Structural Engineers play such a vital role in our society, not just for the built environment where we lend our technical expertise to the construction world, but also, in providing peace of mind, solace and a sense of security, especially in the aftermath of a tragedy such as the Champlain Towers condo collapse. Once the shock of such a tragedy has passed, the general public and our community leaders begin a quest for answers and seek experts to help provide those answers.
In the digital age where information flows so readily, Structural Engineers have a responsibility to the public and our profession to be a pillar of knowledge. But how do we get our message across? How can we make ourselves heard, and how do we provide the peace of mind to our neighbors, letting them know that Structural Engineers have the answers?
On August 4, SEAOSC leaders participated in a virtual, 2-hour media training to tackle these topics and more. We took a dive into the recent tragedy and reviewed several media clips where various engineers from across the nation, including fellow SEAOSC members, addressed various media outlets. During this training, attendees were able to participate in a mock media interview to add additional realism to the class.
Topics also included how to craft effective messages and what perceptions may be left in the minds of viewers, who are likely not engineers, based on how the information is presented. The participants were able to gain a better understanding of how the media seeks out its “experts,” and, if called to respond, how to be more prepared to better represent the profession.
Though many tactics and techniques were presented, the basis of this work was being intentional in the messaging the interviewee is trying to get across to the wider audience. This stems from four simple questions:
1. What do you want the audience to know; what is your key message? What is the information you have that they should have regarding that topic?

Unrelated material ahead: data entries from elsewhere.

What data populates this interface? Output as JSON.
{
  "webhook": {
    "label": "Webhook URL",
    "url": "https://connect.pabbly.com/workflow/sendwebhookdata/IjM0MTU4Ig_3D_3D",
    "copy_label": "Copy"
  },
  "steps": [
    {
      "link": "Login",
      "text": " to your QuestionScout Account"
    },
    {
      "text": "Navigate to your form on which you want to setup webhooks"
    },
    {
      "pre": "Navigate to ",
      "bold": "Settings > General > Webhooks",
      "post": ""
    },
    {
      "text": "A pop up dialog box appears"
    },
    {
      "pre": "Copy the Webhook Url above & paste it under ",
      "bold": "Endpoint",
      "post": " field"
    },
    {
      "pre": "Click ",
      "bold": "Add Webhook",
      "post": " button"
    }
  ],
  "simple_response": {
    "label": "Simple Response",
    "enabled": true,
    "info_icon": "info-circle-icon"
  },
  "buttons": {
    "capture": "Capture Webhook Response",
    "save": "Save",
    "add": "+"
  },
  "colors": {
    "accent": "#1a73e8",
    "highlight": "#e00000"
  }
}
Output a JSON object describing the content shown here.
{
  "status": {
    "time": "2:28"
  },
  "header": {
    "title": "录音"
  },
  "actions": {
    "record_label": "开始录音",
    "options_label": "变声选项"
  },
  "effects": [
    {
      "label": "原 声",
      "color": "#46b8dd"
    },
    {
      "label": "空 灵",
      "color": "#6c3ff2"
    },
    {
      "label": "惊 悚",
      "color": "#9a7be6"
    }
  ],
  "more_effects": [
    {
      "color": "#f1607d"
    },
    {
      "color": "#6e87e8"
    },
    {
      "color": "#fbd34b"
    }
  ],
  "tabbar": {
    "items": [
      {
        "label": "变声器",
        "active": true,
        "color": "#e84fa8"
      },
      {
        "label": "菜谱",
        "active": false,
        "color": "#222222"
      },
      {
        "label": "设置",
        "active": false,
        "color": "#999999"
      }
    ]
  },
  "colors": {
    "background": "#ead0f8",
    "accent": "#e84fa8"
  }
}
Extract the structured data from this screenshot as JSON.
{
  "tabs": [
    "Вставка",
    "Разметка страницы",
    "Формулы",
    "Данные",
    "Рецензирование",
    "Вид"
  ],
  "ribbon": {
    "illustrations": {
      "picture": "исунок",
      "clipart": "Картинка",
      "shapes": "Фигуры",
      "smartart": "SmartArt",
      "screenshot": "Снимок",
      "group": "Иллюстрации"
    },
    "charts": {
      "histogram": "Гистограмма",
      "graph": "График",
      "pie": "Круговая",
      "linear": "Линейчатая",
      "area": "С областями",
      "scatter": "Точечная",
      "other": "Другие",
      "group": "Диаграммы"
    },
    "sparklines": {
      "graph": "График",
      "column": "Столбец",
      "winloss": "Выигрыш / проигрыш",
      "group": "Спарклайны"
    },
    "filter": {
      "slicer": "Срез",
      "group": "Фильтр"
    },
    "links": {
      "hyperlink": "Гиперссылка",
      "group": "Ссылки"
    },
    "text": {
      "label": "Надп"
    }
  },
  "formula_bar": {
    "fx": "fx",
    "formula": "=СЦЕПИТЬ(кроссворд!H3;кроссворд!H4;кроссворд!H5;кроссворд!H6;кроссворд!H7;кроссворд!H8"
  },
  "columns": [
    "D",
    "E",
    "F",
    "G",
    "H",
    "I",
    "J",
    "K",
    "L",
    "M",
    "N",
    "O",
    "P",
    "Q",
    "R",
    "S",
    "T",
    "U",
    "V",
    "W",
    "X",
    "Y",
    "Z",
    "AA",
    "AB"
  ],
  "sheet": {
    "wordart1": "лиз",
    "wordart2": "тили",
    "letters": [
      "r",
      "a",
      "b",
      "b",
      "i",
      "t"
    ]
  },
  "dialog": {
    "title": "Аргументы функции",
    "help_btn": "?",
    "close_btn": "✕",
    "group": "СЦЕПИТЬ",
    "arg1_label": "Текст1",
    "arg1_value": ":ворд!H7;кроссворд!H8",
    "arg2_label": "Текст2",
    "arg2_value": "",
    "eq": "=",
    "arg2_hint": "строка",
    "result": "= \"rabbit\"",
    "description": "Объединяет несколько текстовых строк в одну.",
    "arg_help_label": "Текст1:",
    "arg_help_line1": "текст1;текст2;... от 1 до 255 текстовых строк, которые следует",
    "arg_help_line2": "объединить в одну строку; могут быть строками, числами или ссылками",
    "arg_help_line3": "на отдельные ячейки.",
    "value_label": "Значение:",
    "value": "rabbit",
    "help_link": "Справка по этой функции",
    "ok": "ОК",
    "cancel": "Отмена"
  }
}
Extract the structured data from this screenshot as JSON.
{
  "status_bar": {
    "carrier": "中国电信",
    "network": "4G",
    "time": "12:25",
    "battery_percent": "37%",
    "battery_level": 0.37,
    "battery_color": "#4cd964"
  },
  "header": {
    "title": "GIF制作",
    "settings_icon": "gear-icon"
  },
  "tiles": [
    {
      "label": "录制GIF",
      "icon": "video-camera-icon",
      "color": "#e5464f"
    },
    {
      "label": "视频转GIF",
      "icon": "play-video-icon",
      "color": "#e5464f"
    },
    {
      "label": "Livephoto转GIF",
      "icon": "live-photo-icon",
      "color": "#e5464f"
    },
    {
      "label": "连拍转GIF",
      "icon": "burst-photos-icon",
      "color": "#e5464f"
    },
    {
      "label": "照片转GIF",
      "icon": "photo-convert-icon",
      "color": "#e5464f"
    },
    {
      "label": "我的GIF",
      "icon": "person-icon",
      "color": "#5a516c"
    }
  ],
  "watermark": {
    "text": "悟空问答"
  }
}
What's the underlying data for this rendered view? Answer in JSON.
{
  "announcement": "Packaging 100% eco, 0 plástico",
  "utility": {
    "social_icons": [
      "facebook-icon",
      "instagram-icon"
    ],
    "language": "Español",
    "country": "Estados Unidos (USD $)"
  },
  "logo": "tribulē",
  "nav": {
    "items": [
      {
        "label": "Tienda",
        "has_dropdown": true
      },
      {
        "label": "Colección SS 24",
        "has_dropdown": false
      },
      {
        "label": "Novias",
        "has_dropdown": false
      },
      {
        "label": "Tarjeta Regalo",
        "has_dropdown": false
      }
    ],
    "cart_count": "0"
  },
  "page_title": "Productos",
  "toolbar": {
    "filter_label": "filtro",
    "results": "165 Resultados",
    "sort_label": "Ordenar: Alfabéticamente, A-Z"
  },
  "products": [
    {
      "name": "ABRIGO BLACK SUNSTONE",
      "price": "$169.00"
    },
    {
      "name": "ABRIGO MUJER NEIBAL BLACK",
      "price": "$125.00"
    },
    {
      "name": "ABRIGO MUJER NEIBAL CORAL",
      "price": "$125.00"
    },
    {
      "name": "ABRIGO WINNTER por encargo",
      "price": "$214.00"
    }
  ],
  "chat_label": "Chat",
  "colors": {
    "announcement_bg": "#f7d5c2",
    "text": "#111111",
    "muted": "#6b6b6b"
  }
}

2. What do you want the audience to do when they hear your message? What is your “call to action” for them?
3. What is visual or descriptive about your message? What examples or analogies can you use to illustrate your key points that will resonate with non-engineers? (This is especially important for radio or print publications.)
4. When is your message relevant? When should you be pitching to media on your topic or be ready to respond because of some other circumstance?
With these four components, you can begin to form your key message that can be practiced and refined before it’s actually needed. SEAOSC’s Board has adopted key talking points for representatives to use during interviews that allows for the individuals expertise to shine while representing the association and profession.
From this training, it’s clear how much responsibility you have if a member of the media reaches out to you… your 5-minute interview may very well contain a 3-second clip that can impact the opinion millions of people have on the Structural Engineering profession.
SEAOSC will be offering additional media and communication trainings throughout the 2021-22 program year, so make sure to register for the next program.